• _WORK INSTRUCTION_: Pick out all lines with the word "chevron" from the records that follow.

• _MATERIAL FOR THE TASK_:
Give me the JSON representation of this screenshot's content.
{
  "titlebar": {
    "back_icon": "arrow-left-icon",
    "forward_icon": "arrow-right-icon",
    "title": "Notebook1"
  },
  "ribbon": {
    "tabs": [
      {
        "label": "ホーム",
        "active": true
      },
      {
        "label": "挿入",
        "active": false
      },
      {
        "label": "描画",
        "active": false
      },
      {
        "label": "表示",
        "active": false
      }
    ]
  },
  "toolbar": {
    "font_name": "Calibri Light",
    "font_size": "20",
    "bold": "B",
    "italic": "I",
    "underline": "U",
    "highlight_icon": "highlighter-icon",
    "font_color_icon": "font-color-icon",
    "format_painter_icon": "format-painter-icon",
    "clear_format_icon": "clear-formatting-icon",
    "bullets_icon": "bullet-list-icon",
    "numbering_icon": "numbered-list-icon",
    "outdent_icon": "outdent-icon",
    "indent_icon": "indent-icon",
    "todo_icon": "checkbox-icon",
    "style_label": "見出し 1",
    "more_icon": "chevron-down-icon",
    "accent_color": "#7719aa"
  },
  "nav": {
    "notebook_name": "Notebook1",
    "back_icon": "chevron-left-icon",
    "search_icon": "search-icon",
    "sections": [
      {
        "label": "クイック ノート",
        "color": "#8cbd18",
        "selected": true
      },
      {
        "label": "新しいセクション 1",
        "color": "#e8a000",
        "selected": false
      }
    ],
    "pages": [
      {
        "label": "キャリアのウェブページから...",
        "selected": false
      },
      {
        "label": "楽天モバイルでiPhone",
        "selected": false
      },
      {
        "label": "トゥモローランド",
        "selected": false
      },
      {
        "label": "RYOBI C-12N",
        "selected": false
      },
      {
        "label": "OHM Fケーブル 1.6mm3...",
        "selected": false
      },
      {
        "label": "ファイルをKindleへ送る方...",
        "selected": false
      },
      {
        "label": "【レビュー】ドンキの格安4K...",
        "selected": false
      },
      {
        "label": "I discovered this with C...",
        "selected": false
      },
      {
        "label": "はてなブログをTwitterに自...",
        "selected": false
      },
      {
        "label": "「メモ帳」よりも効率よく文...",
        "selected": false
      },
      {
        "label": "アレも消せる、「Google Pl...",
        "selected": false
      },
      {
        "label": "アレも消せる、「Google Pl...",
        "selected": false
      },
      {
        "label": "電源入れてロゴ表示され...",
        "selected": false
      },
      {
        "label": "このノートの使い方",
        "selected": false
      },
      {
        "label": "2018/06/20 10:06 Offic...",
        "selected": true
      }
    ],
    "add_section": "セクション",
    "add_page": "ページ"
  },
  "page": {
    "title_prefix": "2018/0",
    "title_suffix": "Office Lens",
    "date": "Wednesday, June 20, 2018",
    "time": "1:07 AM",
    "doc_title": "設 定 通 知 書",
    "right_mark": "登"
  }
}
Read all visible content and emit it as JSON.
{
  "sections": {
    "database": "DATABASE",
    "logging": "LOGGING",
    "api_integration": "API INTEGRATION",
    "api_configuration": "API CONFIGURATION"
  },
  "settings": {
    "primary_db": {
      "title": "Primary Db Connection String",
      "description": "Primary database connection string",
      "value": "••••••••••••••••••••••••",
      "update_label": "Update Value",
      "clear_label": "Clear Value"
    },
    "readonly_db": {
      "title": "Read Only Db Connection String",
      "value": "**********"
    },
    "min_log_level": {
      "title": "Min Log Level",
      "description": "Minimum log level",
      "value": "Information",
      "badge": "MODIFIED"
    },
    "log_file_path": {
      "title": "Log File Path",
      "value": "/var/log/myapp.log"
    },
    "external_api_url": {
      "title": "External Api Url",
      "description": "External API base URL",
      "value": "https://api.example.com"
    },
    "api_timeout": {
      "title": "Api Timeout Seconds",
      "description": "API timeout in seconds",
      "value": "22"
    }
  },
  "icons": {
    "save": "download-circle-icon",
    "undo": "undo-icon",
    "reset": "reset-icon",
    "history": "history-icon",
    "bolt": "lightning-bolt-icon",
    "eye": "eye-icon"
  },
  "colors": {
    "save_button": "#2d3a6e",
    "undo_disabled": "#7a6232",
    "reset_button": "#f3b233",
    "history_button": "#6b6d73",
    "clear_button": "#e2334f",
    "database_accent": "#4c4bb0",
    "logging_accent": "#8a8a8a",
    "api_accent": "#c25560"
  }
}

• _EXERCISE ANSWER_:
    "more_icon": "chevron-down-icon",
    "back_icon": "chevron-left-icon",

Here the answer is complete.